─── Input data ───

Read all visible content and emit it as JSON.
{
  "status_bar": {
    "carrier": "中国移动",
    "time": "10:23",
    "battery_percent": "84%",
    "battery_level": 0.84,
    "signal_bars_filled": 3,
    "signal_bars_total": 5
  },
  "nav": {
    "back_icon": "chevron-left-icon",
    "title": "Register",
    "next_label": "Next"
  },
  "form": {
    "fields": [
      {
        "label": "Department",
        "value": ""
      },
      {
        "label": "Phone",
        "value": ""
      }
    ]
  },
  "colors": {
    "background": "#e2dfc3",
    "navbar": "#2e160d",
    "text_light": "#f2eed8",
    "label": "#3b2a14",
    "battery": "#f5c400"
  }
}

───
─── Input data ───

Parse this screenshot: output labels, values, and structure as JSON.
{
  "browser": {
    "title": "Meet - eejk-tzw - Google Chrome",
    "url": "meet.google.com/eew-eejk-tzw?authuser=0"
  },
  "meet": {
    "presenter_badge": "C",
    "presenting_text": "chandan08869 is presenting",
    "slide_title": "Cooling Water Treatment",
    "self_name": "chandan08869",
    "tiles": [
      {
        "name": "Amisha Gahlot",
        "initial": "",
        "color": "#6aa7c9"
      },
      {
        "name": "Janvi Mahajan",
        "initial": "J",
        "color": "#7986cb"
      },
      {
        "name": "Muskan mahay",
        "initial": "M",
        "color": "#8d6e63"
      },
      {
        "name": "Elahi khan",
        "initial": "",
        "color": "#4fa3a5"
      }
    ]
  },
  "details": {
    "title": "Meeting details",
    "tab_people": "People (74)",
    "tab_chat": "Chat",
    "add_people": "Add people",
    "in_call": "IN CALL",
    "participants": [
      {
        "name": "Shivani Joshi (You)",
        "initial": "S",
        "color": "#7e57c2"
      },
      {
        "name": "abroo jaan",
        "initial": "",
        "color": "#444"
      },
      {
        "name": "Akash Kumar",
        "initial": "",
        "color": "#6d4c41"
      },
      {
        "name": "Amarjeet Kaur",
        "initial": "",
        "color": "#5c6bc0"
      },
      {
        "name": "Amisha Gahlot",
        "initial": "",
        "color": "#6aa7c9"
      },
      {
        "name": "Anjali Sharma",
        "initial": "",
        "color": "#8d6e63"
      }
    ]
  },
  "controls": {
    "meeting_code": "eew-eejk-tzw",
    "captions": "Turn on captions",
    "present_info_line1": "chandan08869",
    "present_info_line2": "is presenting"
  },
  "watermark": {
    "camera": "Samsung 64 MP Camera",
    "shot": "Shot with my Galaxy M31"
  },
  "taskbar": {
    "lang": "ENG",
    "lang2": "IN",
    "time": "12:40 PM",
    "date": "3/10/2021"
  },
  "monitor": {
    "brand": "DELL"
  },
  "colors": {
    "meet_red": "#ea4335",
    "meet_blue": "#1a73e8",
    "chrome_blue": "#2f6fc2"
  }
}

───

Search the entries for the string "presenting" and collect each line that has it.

> Task result
    "presenting_text": "chandan08869 is presenting",
    "present_info_line2": "is presenting"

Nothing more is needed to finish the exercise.